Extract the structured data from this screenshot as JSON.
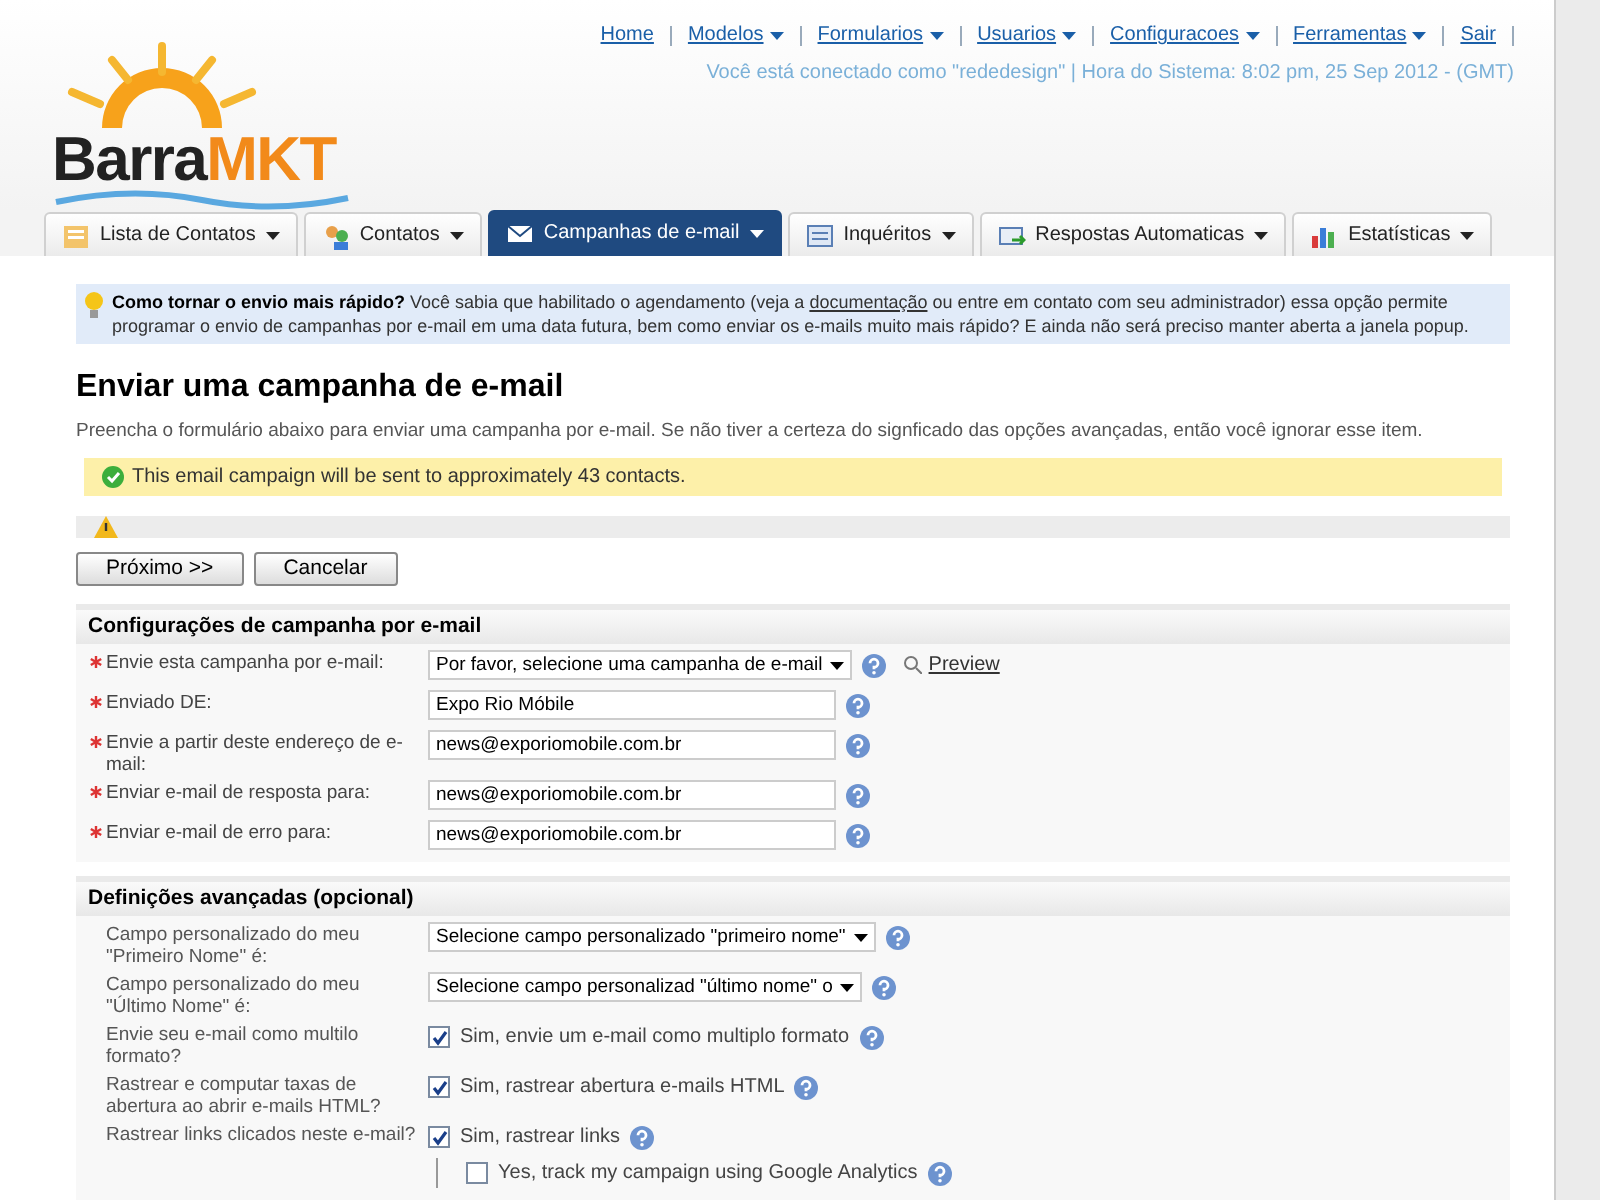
{
  "top_nav": [
    {
      "label": "Home",
      "dropdown": false
    },
    {
      "label": "Modelos",
      "dropdown": true
    },
    {
      "label": "Formularios",
      "dropdown": true
    },
    {
      "label": "Usuarios",
      "dropdown": true
    },
    {
      "label": "Configuracoes",
      "dropdown": true
    },
    {
      "label": "Ferramentas",
      "dropdown": true
    },
    {
      "label": "Sair",
      "dropdown": false
    }
  ],
  "session_info": "Você está conectado como \"rededesign\" | Hora do Sistema: 8:02 pm, 25 Sep 2012 - (GMT)",
  "logo": {
    "part_1": "Barra",
    "part_2": "MKT"
  },
  "tabs": [
    {
      "label": "Lista de Contatos",
      "selected": false
    },
    {
      "label": "Contatos",
      "selected": false
    },
    {
      "label": "Campanhas de e-mail",
      "selected": true
    },
    {
      "label": "Inquéritos",
      "selected": false
    },
    {
      "label": "Respostas Automaticas",
      "selected": false
    },
    {
      "label": "Estatísticas",
      "selected": false
    }
  ],
  "tip": {
    "title": "Como tornar o envio mais rápido?",
    "before_link": "Você sabia que habilitado o agendamento (veja a",
    "link": "documentação",
    "after_link": "ou entre em contato com seu administrador) essa opção permite programar o envio de campanhas por e-mail em uma data futura, bem como enviar os e-mails muito mais rápido? E ainda não será preciso manter aberta a janela popup."
  },
  "page_title": "Enviar uma campanha de e-mail",
  "description": "Preencha o formulário abaixo para enviar uma campanha por e-mail. Se não tiver a certeza do signficado das opções avançadas, então você ignorar esse item.",
  "notice": "This email campaign will be sent to approximately 43 contacts.",
  "buttons": [
    "Próximo >>",
    "Cancelar"
  ],
  "sections": [
    {
      "title": "Configurações de campanha por e-mail",
      "rows": [
        {
          "kind": "select",
          "label": "Envie esta campanha por e-mail:",
          "required": true,
          "value": "Por favor, selecione uma campanha de e-mail",
          "link": "Preview"
        },
        {
          "kind": "text",
          "label": "Enviado DE:",
          "required": true,
          "value": "Expo Rio Móbile"
        },
        {
          "kind": "text",
          "label": "Envie a partir deste endereço de e-mail:",
          "required": true,
          "value": "news@exporiomobile.com.br"
        },
        {
          "kind": "text",
          "label": "Enviar e-mail de resposta para:",
          "required": true,
          "value": "news@exporiomobile.com.br"
        },
        {
          "kind": "text",
          "label": "Enviar e-mail de erro para:",
          "required": true,
          "value": "news@exporiomobile.com.br"
        }
      ]
    },
    {
      "title": "Definições avançadas (opcional)",
      "rows": [
        {
          "kind": "select",
          "label": "Campo personalizado do meu \"Primeiro Nome\" é:",
          "required": false,
          "value": "Selecione campo personalizado \"primeiro nome\""
        },
        {
          "kind": "select",
          "label": "Campo personalizado do meu \"Último Nome\" é:",
          "required": false,
          "value": "Selecione campo personalizad \"último nome\" o"
        },
        {
          "kind": "checkbox",
          "label": "Envie seu e-mail como multilo formato?",
          "required": false,
          "value": "Sim, envie um e-mail como multiplo formato",
          "checked": true
        },
        {
          "kind": "checkbox",
          "label": "Rastrear e computar taxas de abertura ao abrir e-mails HTML?",
          "required": false,
          "value": "Sim, rastrear abertura e-mails HTML",
          "checked": true
        },
        {
          "kind": "checkbox",
          "label": "Rastrear links clicados neste e-mail?",
          "required": false,
          "value": "Sim, rastrear links",
          "checked": true
        },
        {
          "kind": "subcheckbox",
          "value": "Yes, track my campaign using Google Analytics",
          "checked": false
        }
      ]
    }
  ]
}
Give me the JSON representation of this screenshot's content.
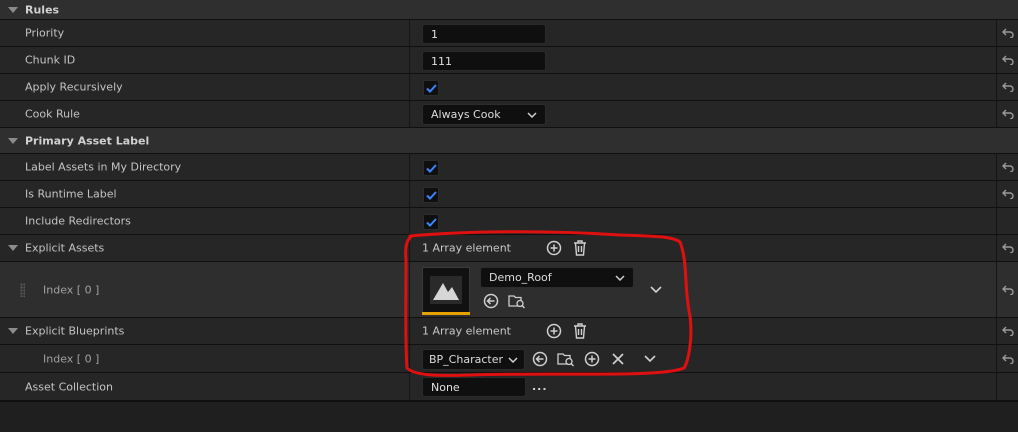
{
  "rows": {
    "rules": {
      "label": "Rules"
    },
    "priority": {
      "label": "Priority",
      "value": "1"
    },
    "chunk_id": {
      "label": "Chunk ID",
      "value": "111"
    },
    "apply_recursively": {
      "label": "Apply Recursively",
      "checked": true
    },
    "cook_rule": {
      "label": "Cook Rule",
      "value": "Always Cook"
    },
    "primary_asset_label": {
      "label": "Primary Asset Label"
    },
    "label_assets": {
      "label": "Label Assets in My Directory",
      "checked": true
    },
    "is_runtime_label": {
      "label": "Is Runtime Label",
      "checked": true
    },
    "include_redirectors": {
      "label": "Include Redirectors",
      "checked": true
    },
    "explicit_assets": {
      "label": "Explicit Assets",
      "summary": "1 Array element"
    },
    "explicit_assets_index0": {
      "label": "Index [ 0 ]",
      "asset": "Demo_Roof"
    },
    "explicit_blueprints": {
      "label": "Explicit Blueprints",
      "summary": "1 Array element"
    },
    "explicit_blueprints_index0": {
      "label": "Index [ 0 ]",
      "value": "BP_Character"
    },
    "asset_collection": {
      "label": "Asset Collection",
      "value": "None",
      "more": "..."
    }
  },
  "colors": {
    "accent_check": "#3a86ff",
    "thumb_underline": "#e5a200",
    "annotation": "#e01010"
  }
}
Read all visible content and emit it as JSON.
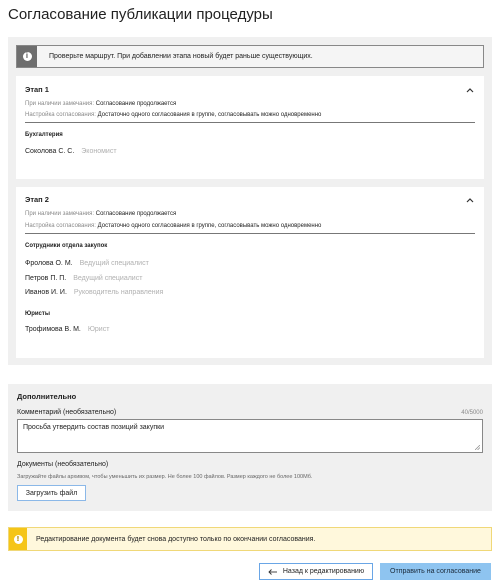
{
  "page": {
    "title": "Согласование публикации процедуры"
  },
  "route": {
    "info_banner": {
      "icon": "info-icon",
      "text": "Проверьте маршрут. При добавлении этапа новый будет раньше существующих."
    },
    "stages": [
      {
        "title": "Этап 1",
        "on_remark_label": "При наличии замечания:",
        "on_remark_value": "Согласование продолжается",
        "setting_label": "Настройка согласования:",
        "setting_value": "Достаточно одного согласования в группе, согласовывать можно одновременно",
        "groups": [
          {
            "name": "Бухгалтерия",
            "members": [
              {
                "name": "Соколова С. С.",
                "role": "Экономист"
              }
            ]
          }
        ]
      },
      {
        "title": "Этап 2",
        "on_remark_label": "При наличии замечания:",
        "on_remark_value": "Согласование продолжается",
        "setting_label": "Настройка согласования:",
        "setting_value": "Достаточно одного согласования в группе, согласовывать можно одновременно",
        "groups": [
          {
            "name": "Сотрудники отдела закупок",
            "members": [
              {
                "name": "Фролова О. М.",
                "role": "Ведущий специалист"
              },
              {
                "name": "Петров П. П.",
                "role": "Ведущий специалист"
              },
              {
                "name": "Иванов И. И.",
                "role": "Руководитель направления"
              }
            ]
          },
          {
            "name": "Юристы",
            "members": [
              {
                "name": "Трофимова В. М.",
                "role": "Юрист"
              }
            ]
          }
        ]
      }
    ]
  },
  "extra": {
    "title": "Дополнительно",
    "comment_label": "Комментарий (необязательно)",
    "comment_counter": "40/5000",
    "comment_value": "Просьба утвердить состав позиций закупки",
    "docs_label": "Документы (необязательно)",
    "docs_hint": "Загружайте файлы архивом, чтобы уменьшить их размер. Не более 100 файлов. Размер каждого не более 100Мб.",
    "upload_label": "Загрузить файл"
  },
  "warning": {
    "icon": "warning-icon",
    "text": "Редактирование документа будет снова доступно только по окончании согласования."
  },
  "actions": {
    "back_label": "Назад к редактированию",
    "submit_label": "Отправить на согласование"
  },
  "colors": {
    "panel_bg": "#f0f0f0",
    "accent_blue": "#8ec4f0",
    "warning_yellow": "#f5c518",
    "info_gray": "#6e6e6e"
  }
}
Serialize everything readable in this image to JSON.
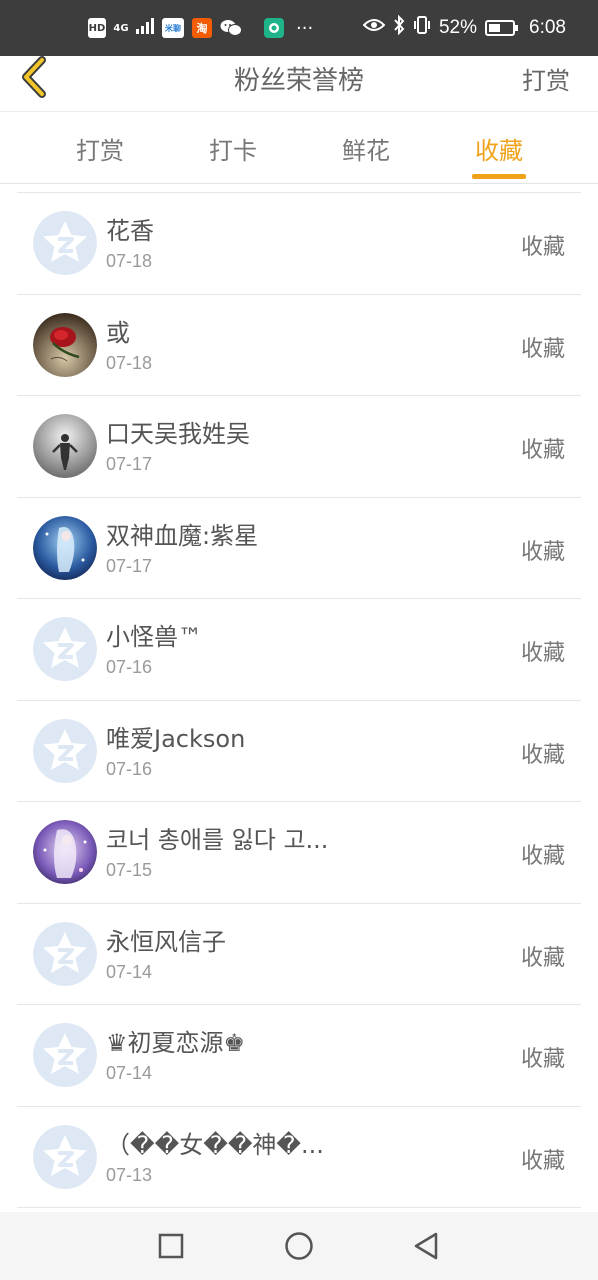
{
  "status_bar": {
    "hd": "HD",
    "network": "4G",
    "app1": "米聊",
    "app2": "淘",
    "battery_text": "52%",
    "battery_level": 0.52,
    "time": "6:08",
    "more": "···"
  },
  "header": {
    "title": "粉丝荣誉榜",
    "action": "打赏"
  },
  "tabs": [
    "打赏",
    "打卡",
    "鲜花",
    "收藏"
  ],
  "active_tab": 3,
  "list": [
    {
      "name": "花香",
      "date": "07-18",
      "action": "收藏",
      "avatar": "default"
    },
    {
      "name": "或",
      "date": "07-18",
      "action": "收藏",
      "avatar": "rose"
    },
    {
      "name": "口天吴我姓吴",
      "date": "07-17",
      "action": "收藏",
      "avatar": "gray-figure"
    },
    {
      "name": "双神血魔:紫星",
      "date": "07-17",
      "action": "收藏",
      "avatar": "blue-anime"
    },
    {
      "name": "小怪兽™",
      "date": "07-16",
      "action": "收藏",
      "avatar": "default"
    },
    {
      "name": "唯爱Jackson",
      "date": "07-16",
      "action": "收藏",
      "avatar": "default"
    },
    {
      "name": "코너 총애를 잃다 고...",
      "date": "07-15",
      "action": "收藏",
      "avatar": "purple-anime"
    },
    {
      "name": "永恒风信子",
      "date": "07-14",
      "action": "收藏",
      "avatar": "default"
    },
    {
      "name": "♛初夏恋源♚",
      "date": "07-14",
      "action": "收藏",
      "avatar": "default"
    },
    {
      "name": "（��女��神�...",
      "date": "07-13",
      "action": "收藏",
      "avatar": "default"
    }
  ],
  "colors": {
    "accent": "#f0a31a",
    "status_bar": "#3d3d3d",
    "default_avatar": "#dde8f4"
  }
}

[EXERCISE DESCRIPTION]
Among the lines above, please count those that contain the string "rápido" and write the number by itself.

[ANSWER AREA]
2